I was writing a series of draft blog posts about resource efficiency (optimizing for people) and flow efficiency (optimizing for projects). I wrote them fast, flowing the ideas from my brain to my fingers. I edit later. For me, this is the best kind of writing I do. It’s not about writing fast. It’s about writing well. I practice this.
I practice my weight training. There, the emphasis is not about speed but about how well I use my specific muscles and entire body. It’s the same with my walks every day—I want enough speed to create a bit of cardio, but it’s more important that I practice great walking (heel to toe, walking through my entire foot). Us dizzy people have a tendency to drag our heels to provide stability.
When I was a developer, I practiced different ways of coding, to see if my actions changed the design, performance or reliability. When I was a tester, I practiced different ways of testing to see if I could find problems faster.
As a project or program manager, I practiced listening. As a manager, I practiced being the best person I could be for my team. In these roles, I had to learn how to lead by serving the people and the project/program. What did I want to make transparent? What did I want to hide and why?
These are all examples of deliberate practice. I thought about what I wanted to learn or improve my skills and I practiced and reflected on my work.
We practice to gain expertise. We practice to enhance our strengths. Sometimes, we practice to avoid problems in the future (I put exercise in this category).

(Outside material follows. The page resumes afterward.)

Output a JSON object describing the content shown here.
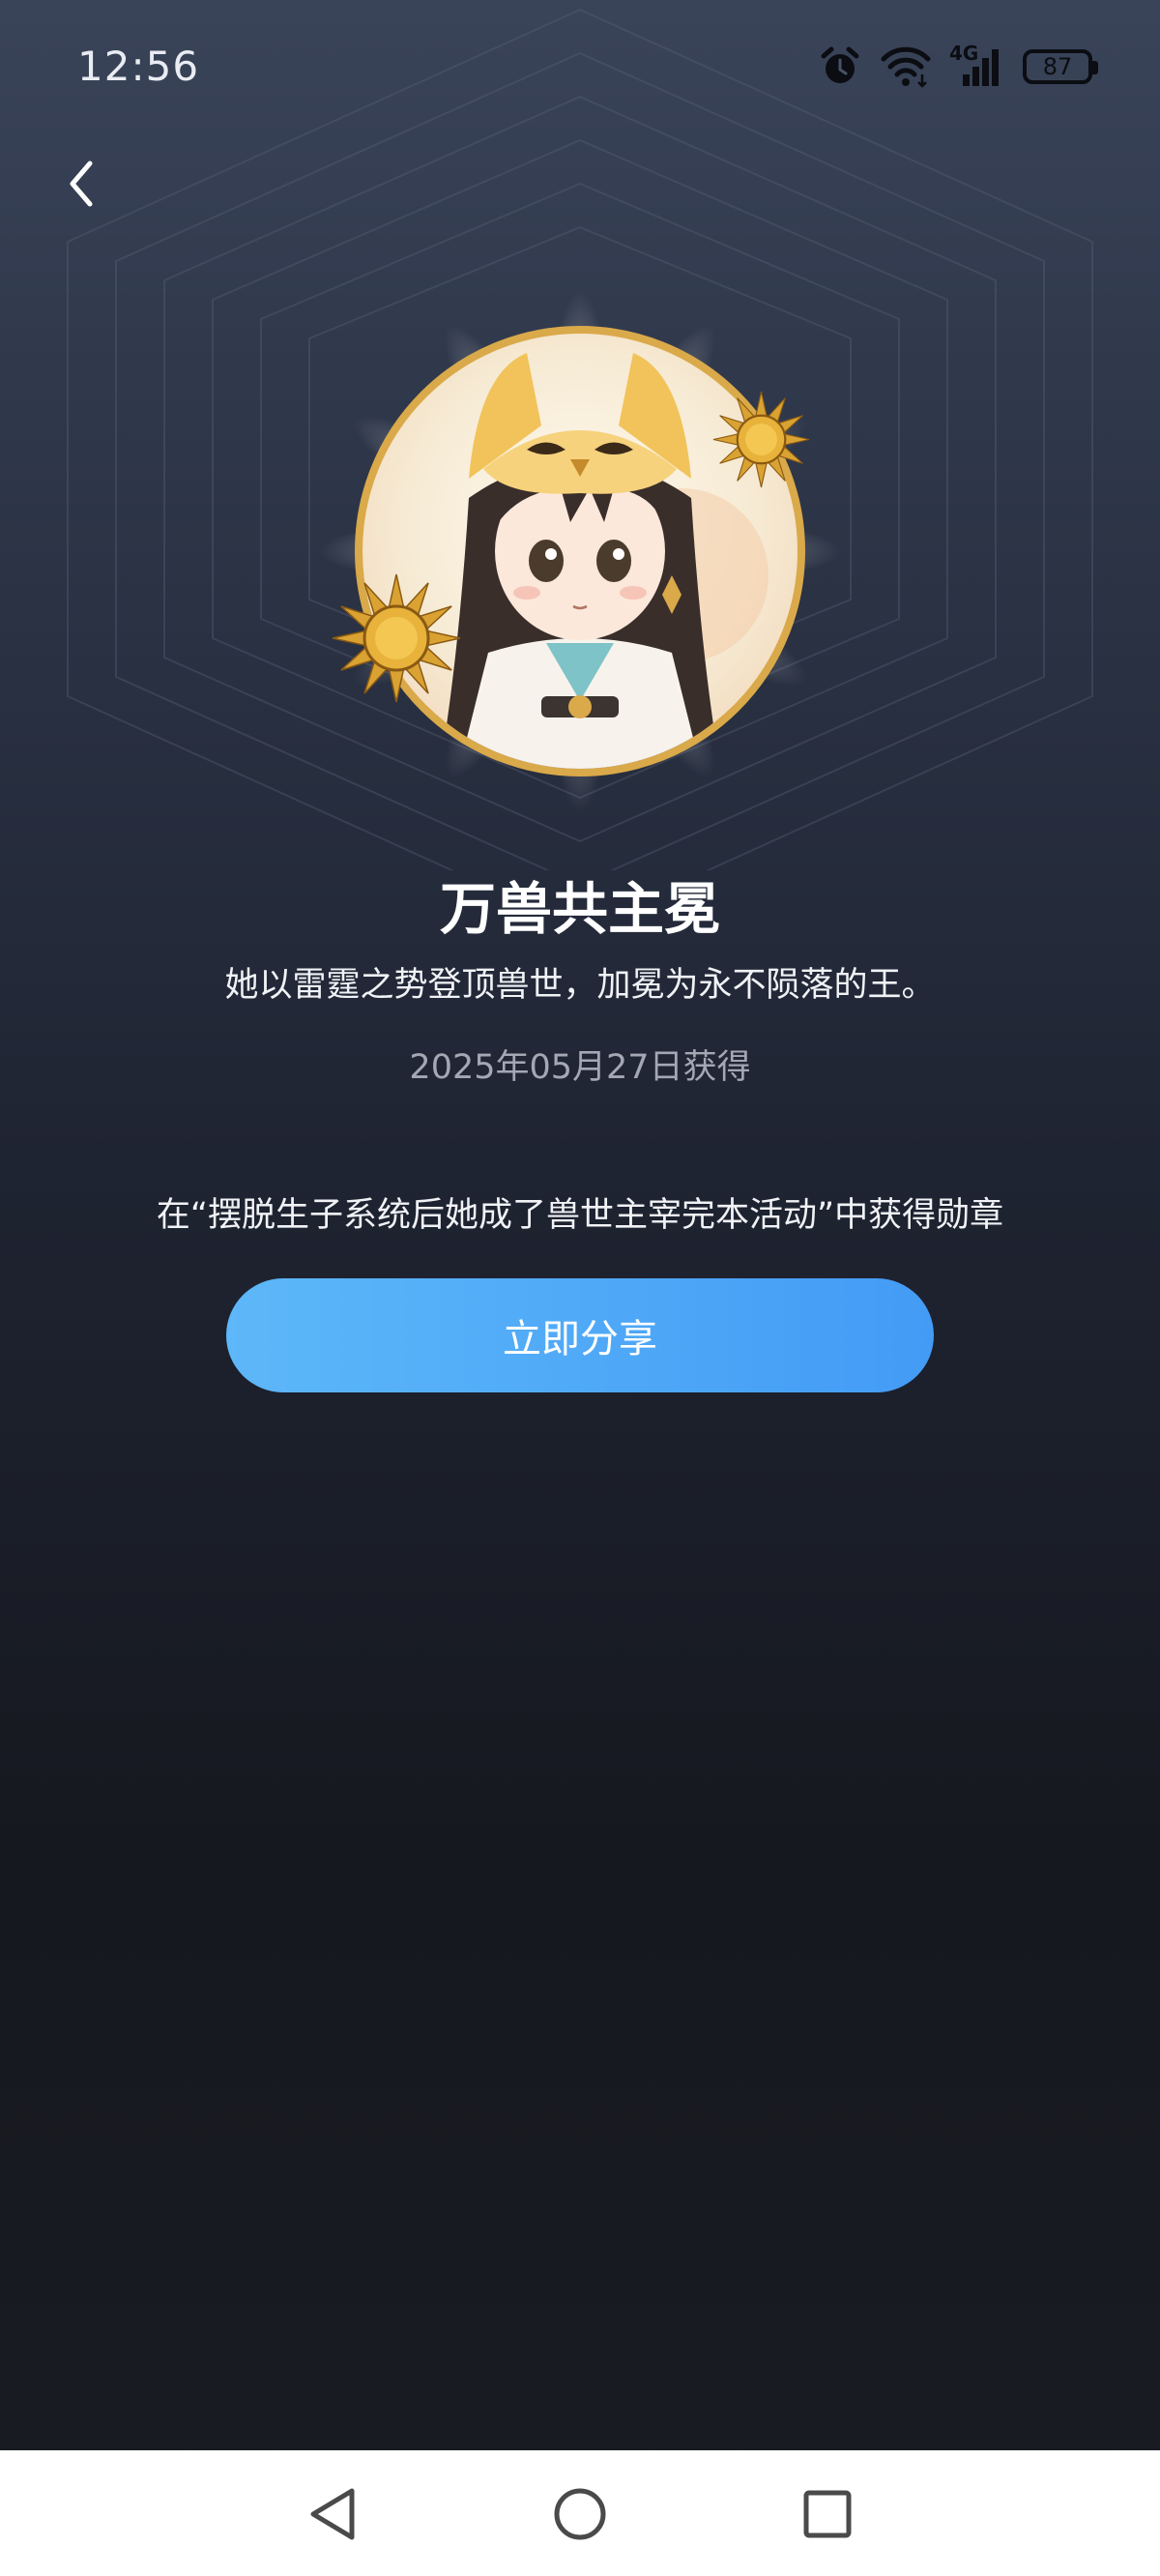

We optimize for different things when we practice. Sometimes, we optimize for speed, as in my writing. Sometimes, we optimize for accuracy as in weight training or something physical. Sometimes, we optimize for learning, as in my development and testing work. We learn from the reflection on that practice.
What are you practicing now? Are you optimizing for what makes the most sense in your deliberate practice?
That is the question of the week: What do you practice?